The purpose of the event is to remove invasive fish from Valley Isle reefs, including roi (peacock groupers), to'au (blacktail snapper) and ta'ape (blue-line snapper). All three species were introduced to Hawaiian waters in the 1950s.
Divers competed for top honors in several categories, including most fish, largest roi and smallest roi.
Dean Kawamura (left) caught the largest roi, and Peter Colombo shot the smallest. Photos by Jay Molina, Maui Roi Roundup.
In all 217 fish (205 roi) were caught. Points were awarded as follows: 146 for each roi, 50 for each to'au and 50 for each ta'ape.
Here are the results: Most Points by Team - Peter Colombo and Jeremy Selg, 4526 points, 31 roi; Hans Buetzer and Brandon Riley, 3650 points, 25 roi; and Dean Kawamura and Bryan, 3212 points, 22 roi; Largest Roi - Dean Kawamura, 1,468 grams; Smallest Roi - Peter Colombo, 48 grams; Most Ta'ape by Team - Dana Hue Sing and Brendan Lee with ten; Most To'au by Team - George Vierra and CJ Casco with one.
According to organizers, each average-sized roi consumes approximately 146 native reef fish per year, so the contest may have saved 29,930 native reef fish.
The official weigh-in was held at Hard Rock Cafe.
Founders and organizers of the Roi Roundup include Brian Yoshikawa of Maui Sporting Goods; local Maui fisherman Darrell Tanaka and his wife, Jackie; Stuart Funke-d'Egnuff of Tri-Isle RC&D; and Kuhea Paracuelles, a local conservation professional.
Event organizers pledged to never let any of the fish caught in these tournaments go to waste.
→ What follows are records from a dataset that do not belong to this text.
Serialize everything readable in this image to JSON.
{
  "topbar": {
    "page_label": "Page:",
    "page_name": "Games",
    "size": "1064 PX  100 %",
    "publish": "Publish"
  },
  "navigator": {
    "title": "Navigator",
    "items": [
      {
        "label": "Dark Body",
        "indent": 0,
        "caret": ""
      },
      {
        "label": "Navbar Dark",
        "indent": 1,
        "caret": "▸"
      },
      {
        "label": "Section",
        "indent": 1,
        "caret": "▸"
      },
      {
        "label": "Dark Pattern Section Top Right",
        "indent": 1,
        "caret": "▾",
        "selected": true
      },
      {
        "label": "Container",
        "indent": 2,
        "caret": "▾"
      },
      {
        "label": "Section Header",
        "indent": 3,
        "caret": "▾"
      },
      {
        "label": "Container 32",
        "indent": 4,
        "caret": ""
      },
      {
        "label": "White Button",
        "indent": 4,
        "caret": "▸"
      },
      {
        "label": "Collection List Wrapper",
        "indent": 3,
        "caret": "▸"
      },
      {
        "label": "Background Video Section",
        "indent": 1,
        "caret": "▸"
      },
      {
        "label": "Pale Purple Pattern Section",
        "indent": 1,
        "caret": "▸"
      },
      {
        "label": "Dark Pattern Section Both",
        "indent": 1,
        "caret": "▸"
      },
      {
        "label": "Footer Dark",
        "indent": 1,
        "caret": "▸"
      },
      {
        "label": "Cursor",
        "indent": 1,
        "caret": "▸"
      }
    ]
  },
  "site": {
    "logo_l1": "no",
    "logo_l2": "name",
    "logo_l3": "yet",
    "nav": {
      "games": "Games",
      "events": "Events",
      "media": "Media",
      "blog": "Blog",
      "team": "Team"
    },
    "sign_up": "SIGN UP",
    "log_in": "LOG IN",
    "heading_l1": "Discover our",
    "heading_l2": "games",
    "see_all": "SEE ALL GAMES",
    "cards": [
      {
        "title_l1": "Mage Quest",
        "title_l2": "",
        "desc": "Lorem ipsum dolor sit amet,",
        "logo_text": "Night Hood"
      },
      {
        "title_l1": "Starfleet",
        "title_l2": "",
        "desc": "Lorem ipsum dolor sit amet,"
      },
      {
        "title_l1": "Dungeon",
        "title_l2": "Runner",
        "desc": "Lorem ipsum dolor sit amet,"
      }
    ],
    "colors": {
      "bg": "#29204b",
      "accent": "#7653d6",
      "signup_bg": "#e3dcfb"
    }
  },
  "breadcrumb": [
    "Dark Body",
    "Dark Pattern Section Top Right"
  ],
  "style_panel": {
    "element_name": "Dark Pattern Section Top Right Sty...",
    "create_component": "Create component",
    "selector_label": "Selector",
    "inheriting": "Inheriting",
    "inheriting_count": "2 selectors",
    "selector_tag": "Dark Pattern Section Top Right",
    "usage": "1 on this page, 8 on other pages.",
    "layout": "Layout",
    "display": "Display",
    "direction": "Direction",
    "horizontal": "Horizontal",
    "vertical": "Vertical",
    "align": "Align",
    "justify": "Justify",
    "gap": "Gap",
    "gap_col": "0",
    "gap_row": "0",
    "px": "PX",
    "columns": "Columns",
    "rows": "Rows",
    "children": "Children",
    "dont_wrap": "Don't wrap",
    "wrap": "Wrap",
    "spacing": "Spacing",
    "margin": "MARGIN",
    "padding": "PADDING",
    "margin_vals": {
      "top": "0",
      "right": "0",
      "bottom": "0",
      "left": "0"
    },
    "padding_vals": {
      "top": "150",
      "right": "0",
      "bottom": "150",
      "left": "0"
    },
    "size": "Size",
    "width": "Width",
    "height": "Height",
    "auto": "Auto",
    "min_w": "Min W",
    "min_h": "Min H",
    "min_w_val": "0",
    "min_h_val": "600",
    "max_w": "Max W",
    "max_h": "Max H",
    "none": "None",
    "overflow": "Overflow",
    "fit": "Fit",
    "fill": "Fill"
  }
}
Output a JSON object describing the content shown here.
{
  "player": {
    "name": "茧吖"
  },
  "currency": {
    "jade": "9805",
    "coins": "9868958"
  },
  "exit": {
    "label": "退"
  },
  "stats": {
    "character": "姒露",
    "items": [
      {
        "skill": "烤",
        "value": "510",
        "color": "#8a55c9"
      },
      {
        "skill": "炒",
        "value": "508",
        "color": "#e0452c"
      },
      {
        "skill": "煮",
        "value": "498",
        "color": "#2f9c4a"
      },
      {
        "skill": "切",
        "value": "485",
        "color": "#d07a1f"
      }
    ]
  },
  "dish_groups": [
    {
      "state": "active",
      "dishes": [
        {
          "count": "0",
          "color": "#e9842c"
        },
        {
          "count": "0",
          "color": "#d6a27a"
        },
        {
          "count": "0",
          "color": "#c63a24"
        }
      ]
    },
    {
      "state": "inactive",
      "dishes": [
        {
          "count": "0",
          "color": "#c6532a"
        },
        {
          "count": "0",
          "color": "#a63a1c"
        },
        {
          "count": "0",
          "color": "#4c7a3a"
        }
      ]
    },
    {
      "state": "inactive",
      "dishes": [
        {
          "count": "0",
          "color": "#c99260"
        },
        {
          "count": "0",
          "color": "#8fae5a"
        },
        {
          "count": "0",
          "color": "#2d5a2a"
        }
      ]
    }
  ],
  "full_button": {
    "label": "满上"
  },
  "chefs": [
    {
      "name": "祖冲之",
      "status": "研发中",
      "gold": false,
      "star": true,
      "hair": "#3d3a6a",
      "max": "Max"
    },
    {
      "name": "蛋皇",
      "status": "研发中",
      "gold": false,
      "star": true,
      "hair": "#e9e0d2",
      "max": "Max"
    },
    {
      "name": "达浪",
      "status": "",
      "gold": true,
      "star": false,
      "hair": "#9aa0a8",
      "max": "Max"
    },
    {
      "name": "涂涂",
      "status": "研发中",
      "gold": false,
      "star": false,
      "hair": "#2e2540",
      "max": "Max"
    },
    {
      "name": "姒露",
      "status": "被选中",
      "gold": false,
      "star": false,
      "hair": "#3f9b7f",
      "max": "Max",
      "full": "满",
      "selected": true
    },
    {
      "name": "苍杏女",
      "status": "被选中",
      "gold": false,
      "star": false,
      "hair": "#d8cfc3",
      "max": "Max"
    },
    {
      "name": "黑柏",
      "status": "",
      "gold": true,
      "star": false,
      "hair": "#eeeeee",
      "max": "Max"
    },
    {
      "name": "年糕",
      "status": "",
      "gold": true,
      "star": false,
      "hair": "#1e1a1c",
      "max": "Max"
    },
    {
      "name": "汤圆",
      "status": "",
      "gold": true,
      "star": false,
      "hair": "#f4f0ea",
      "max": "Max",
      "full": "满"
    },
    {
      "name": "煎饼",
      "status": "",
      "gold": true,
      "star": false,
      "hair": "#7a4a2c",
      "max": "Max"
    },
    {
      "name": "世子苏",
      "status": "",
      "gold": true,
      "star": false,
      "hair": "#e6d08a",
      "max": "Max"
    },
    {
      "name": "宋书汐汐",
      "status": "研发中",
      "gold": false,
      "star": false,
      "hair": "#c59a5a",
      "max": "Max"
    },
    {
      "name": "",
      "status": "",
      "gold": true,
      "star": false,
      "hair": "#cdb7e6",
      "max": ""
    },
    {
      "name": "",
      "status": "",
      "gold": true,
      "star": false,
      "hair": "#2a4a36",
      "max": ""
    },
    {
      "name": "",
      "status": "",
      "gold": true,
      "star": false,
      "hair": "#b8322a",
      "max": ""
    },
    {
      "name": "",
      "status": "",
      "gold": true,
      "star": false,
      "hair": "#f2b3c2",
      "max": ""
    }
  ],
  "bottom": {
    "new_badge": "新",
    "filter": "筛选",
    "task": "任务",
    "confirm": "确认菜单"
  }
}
In past years, they have been donated to Maui Ocean Center to feed the marine life or given to an organic farmer for use as fertilizer.
Samples of roi are also collected by the State Division of Aquatic Resources to be used in ciguatera research.